## Description of the task
Look for the string "icon" in the data below, and copy each line that holds it.

## Exercise material
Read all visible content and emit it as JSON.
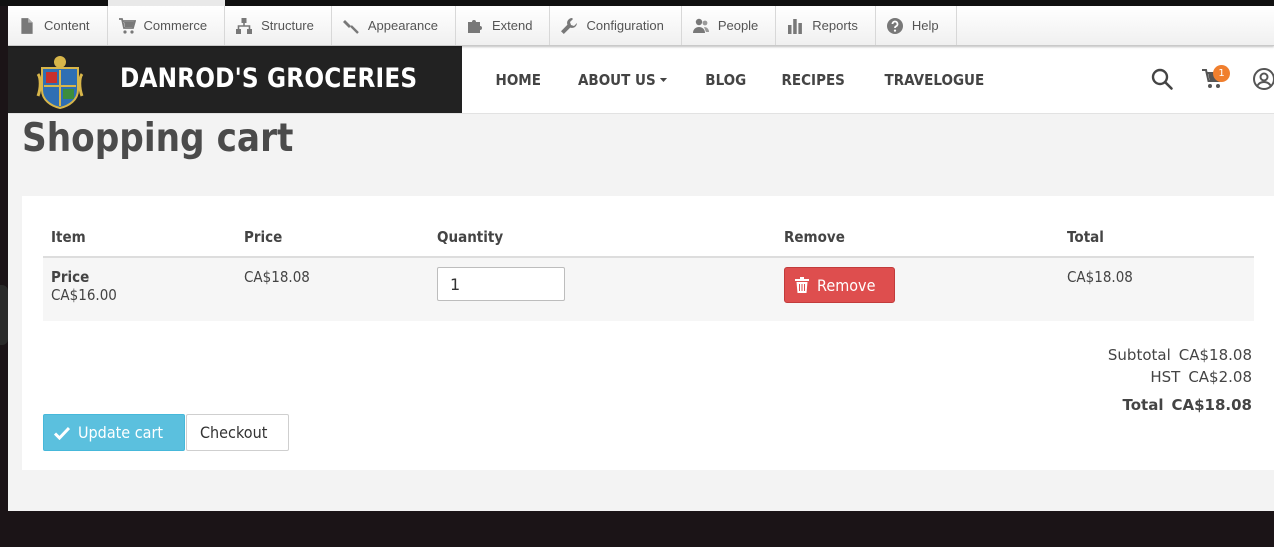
{
  "toolbar": {
    "items": [
      {
        "label": "Content",
        "icon": "document-icon"
      },
      {
        "label": "Commerce",
        "icon": "cart-icon"
      },
      {
        "label": "Structure",
        "icon": "sitemap-icon"
      },
      {
        "label": "Appearance",
        "icon": "paintbrush-icon"
      },
      {
        "label": "Extend",
        "icon": "puzzle-icon"
      },
      {
        "label": "Configuration",
        "icon": "wrench-icon"
      },
      {
        "label": "People",
        "icon": "people-icon"
      },
      {
        "label": "Reports",
        "icon": "bar-chart-icon"
      },
      {
        "label": "Help",
        "icon": "help-icon"
      }
    ]
  },
  "header": {
    "site_name": "DANROD'S GROCERIES",
    "nav": [
      {
        "label": "HOME"
      },
      {
        "label": "ABOUT US",
        "has_dropdown": true
      },
      {
        "label": "BLOG"
      },
      {
        "label": "RECIPES"
      },
      {
        "label": "TRAVELOGUE"
      }
    ],
    "cart_count": "1"
  },
  "page": {
    "title": "Shopping cart"
  },
  "cart": {
    "columns": [
      "Item",
      "Price",
      "Quantity",
      "Remove",
      "Total"
    ],
    "rows": [
      {
        "item_title": "Price",
        "item_price": "CA$16.00",
        "price": "CA$18.08",
        "quantity": "1",
        "remove_label": "Remove",
        "total": "CA$18.08"
      }
    ],
    "subtotal_label": "Subtotal",
    "subtotal": "CA$18.08",
    "tax_label": "HST",
    "tax": "CA$2.08",
    "total_label": "Total",
    "total": "CA$18.08",
    "update_label": "Update cart",
    "checkout_label": "Checkout"
  },
  "colors": {
    "brand_bg": "#222222",
    "remove_button": "#de4e4e",
    "update_button": "#5bc0de",
    "cart_badge": "#f07f2e"
  }
}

## Exercise response
        "icon": "document-icon"
        "icon": "cart-icon"
        "icon": "sitemap-icon"
        "icon": "paintbrush-icon"
        "icon": "puzzle-icon"
        "icon": "wrench-icon"
        "icon": "people-icon"
        "icon": "bar-chart-icon"
        "icon": "help-icon"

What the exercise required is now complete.